Major Crimes is an example of a spinoff living up to the original series, although in many ways, it is more a continuation of The Closer than a spinoff with a new premise. The big differences are that Kyra Sedgwick left her leading role on the show, a couple of the supporting actors departed, a couple of new actors arrived, and Mary McDonnell’s guest role became the central character. The lion’s share of the ensemble cast has been working together for over a decade now, and it remains one of the best ensembles on television.
McDonnell plays Sharon Raydor, the head of the Major Crimes Division of the LAPD. Raydor was introduced on The Closer as a foil to Sedgwick’s Brenda Leigh Johnson, who eventually became a friend and ally to Johnson despite antagonizing everybody as a no-nonsense head of Internal Affairs. In terms of personality, Brenda and Sharon were yin and yang, with Brenda being more visible and voluble about her emotions. Many viewers found Sharon to be emotionally frigid compared to Brenda, but this is inaccurate. Major Crimes makes a subtle but crucial distinction. Raydor isn’t cold; she’s controlled. Raydor is strongly protective of her loved ones and just as relentless in her pursuit of justice as Johnson, though Raydor is more willing to negotiate a plea deal rather than extract a confession.

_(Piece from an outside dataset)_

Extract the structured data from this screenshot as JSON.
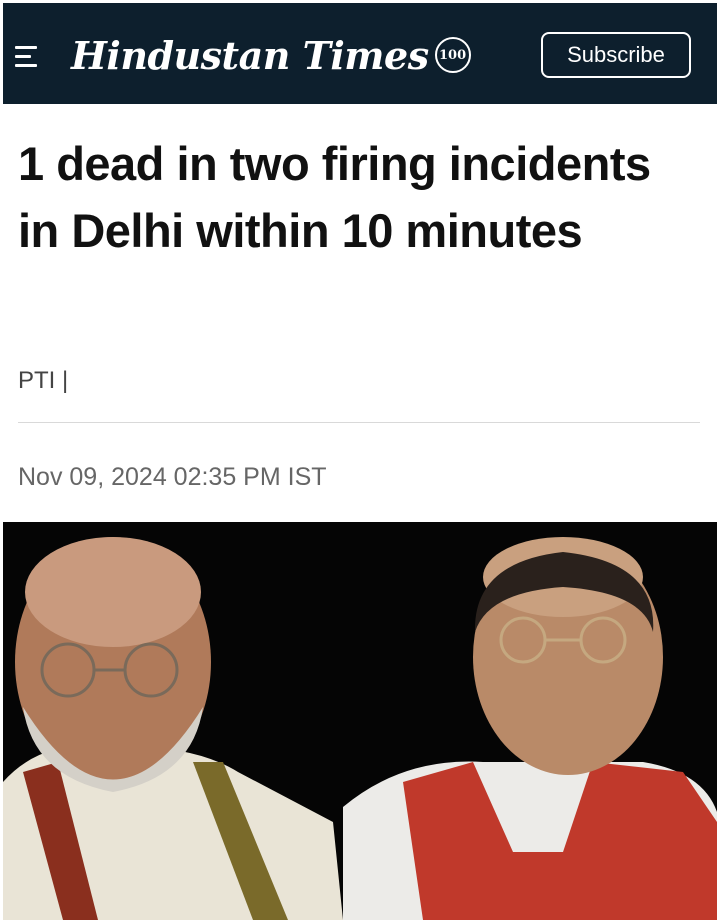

Every season of The Closer and Major Crimes has a theme, and this year’s is “courage.” This is not my observation; it’s a statement by the producers. Most of the episodes reflect this theme to some degree, though arguably the same could be said about most of the other seasons. The mysteries remain almost uniformly solid, though the general tone of the show is substantially darker than previous seasons, perhaps in reflection of TNT trying to rebrand itself. A hallmark of The Closer and Major Crimes is that one never knew what tone the series would take from episode to episode. One might be a character-driven drama, with an action-paced nail-biter the next episode, followed by an emotionally devastating tearjerker, with a hilarious farce coming the following week. This season, only one episode is a full-fledged comedy.
Interestingly, this season’s twenty-three episodes can be divided into three acts. The first set of ten episodes resolve (through subplots) an unsolved mystery from Season Three, as the identity of a murder victim and her past are finally revealed. The second story arc covers the trial of the killer through B-storylines, and the third act, for the first time, uses a five-episode narrative in a single extended storyline to focus on a crime that could upend a community.

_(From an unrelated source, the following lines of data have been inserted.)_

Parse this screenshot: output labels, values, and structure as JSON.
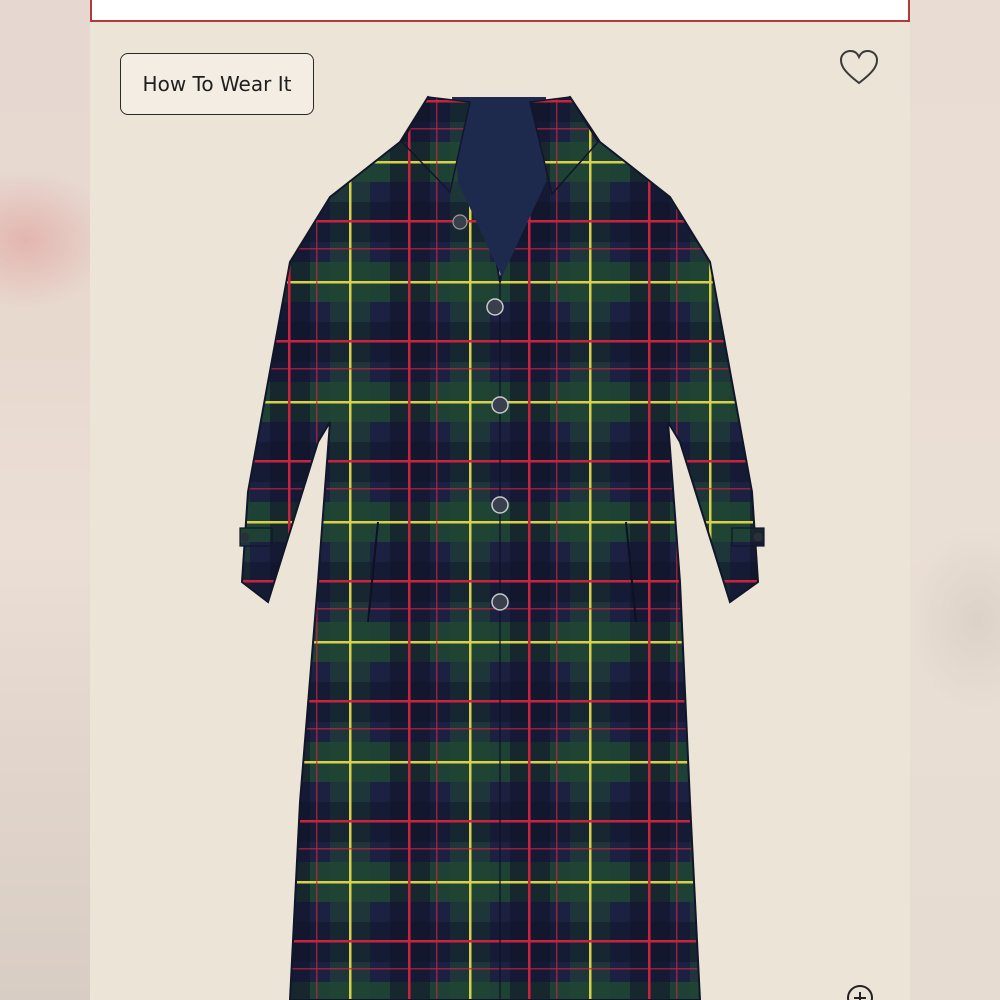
{
  "product": {
    "how_to_wear_label": "How To Wear It",
    "wishlist_icon": "heart-outline-icon",
    "zoom_icon": "zoom-plus-icon"
  },
  "colors": {
    "accent_border": "#b03a3a",
    "panel_background": "#ece4d7",
    "plaid_navy": "#1c2142",
    "plaid_green": "#1f4a36",
    "plaid_red": "#c8233f",
    "plaid_yellow": "#d8cf4a"
  }
}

As usual, the best part of the show is the cast, with the standout, for the eleventh season in a row, being G.W. Bailey as Lieutenant Provenza. (Bailey has been robbed of a Best Supporting Actor in a Drama Series Emmy nomination for his work over the past decade—this needs to change.) There’s added focus on the romantic relationships between characters this season, but for the most part, I was underwhelmed by the pairings. In particular, though I really like the characters of Raydor and Andy Flynn (Tony Denison) and the actors who play them, I’ve never really bought their relationship due to the differences in their personalities and attitudes. Other romantic subplots fall flat, although one of the highlights of the season is Provenza walking down the aisle yet again—Provenza and his new love interest, Patrice, are the one couple on the show that have me rooting for them.
The fifth season of Major Crimes is currently airing, and though there have been some rumors that the fifth could be the last, I hope that the series keeps going for a long time.